A new fish health monitor developed by Dr Lynne Sneddon at the University of Liverpool is being tested at the Blue Planet Aquarium in England. The system has been in place for two months monitoring fish movement to determine the overall health of the tanks inhabitants. Using cameras, the system monitors the aquarium’s inhabitants. Healthy fish movement has be programmed into the system and when it detects unhealthy movement, the staff is notified. Initially developed for use in the laboratory, this system has applications in large public aquariums. Maybe one day the fish health monitor will be available for home use with nothing more than a camera and home computer to monitor and alert us to possible health issues in our tanks. To read more about the monitor, visit PHYS.ORG.
Originally belonging to the genus Cynotilapia, Metriaclima sp. “mbweca” was commonly found on price lists as “afra mbweca” or “green afra”. Like other Malawi mbuna, male M. sp. “mbweca” can be territorial and does best in groups of one male and multiple females. While dominant males can be aggressive toward conspecific males, they are not known for being as aggressive as other mbuna. M. sp. “mbweca” can be kept with a variety of other cichlid species. However, care should be taken to ensure that females of other species are not similar to M. sp. “mbweca” females. A short article on Metriaclima sp. “mbweca” by Nick Andreola can be found in the Library.
A great hour-long dive video in the waters off of Chizumulu Island in Lake Malawi.
For Malawi cichlid fans, the name Chizumulu should ring a bell. There are many species in the hobby today that were originally collected from around Chizumulu Island including mbuna, peacocks and haps. While many species of cichlids can be seen in this video, the vast majority are mbuna. If you are a fan of in the wild videos or mbuna, this video by Marc Boulton of African Cichlid Hub is fantastic. To discuss the many species around Chizumulu Island in Lake Malawi, visit the Lake Malawi Species forum.
Labidochromis flavigulis. Chizumulu Island. Photo by Ad Konings

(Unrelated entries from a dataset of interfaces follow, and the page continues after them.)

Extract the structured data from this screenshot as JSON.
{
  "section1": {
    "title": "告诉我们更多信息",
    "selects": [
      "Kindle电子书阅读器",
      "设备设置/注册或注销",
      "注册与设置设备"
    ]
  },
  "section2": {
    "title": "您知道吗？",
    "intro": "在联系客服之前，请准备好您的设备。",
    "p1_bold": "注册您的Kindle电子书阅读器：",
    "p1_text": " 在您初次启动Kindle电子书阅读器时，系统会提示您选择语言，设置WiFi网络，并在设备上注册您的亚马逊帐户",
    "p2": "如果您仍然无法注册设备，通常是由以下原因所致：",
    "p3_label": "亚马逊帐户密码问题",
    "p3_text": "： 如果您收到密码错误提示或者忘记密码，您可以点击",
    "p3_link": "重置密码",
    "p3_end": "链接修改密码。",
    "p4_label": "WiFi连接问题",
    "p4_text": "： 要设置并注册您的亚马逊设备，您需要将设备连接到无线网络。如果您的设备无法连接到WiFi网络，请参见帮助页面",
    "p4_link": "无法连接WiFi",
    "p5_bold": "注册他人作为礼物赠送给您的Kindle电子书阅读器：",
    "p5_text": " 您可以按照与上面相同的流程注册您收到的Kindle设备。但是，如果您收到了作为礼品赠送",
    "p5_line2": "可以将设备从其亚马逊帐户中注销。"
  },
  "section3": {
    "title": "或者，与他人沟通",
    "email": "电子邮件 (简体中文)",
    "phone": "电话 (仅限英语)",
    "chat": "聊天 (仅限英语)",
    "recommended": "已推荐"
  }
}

This article about cichlid test subjects up for adoption is about 10 days old, but there still might be some left. The Central American predatory cichlids were used to see how their presence would affect the development of platyfish. Once the study was over, about 70 cichlids were up for adoption at the University of Nebraska-Lincoln. When the article was published on October 23rd, about half were still available. If you live in the area and are looking for some cichlids, you can inquire if some are still available by emailing firstname.lastname@example.org.
For more information on the study which used cichlids test subjects visit The Daily Nebraskan website.
Julidochromis dickfeldi “midnight blue”. Photo by Dave Hansen
What appears to be a random mutation led to a uniquely colored Julidochromis dickfeldi. Known in the hobby by a variety of names, but most commonly as “midnight blue”, this strain of J. dickfeldi appeared at least 10 years ago. It is said that the first generation of the fish came from a spawn of normal J. dickfeldi. All subsequent offspring from “midnight blue” pairs yielded the same mutation.
Just added to the library is a short species profile of my own experiences with Julidochromis dickfeldi “midnight blue”. If you’ve ever kept J. dickfeldi or Julidochromis in general, the “midnight blue” strain isn’t any different. A breeding pair forms and together both parents raise repeated generations of offspring. Bonds between Julidochromis are usually lifelong. Check out the species article titled Julidochromis dickfeldi “midnight blue” in the library. Discussion can be done in the Lake Tanganyika forum.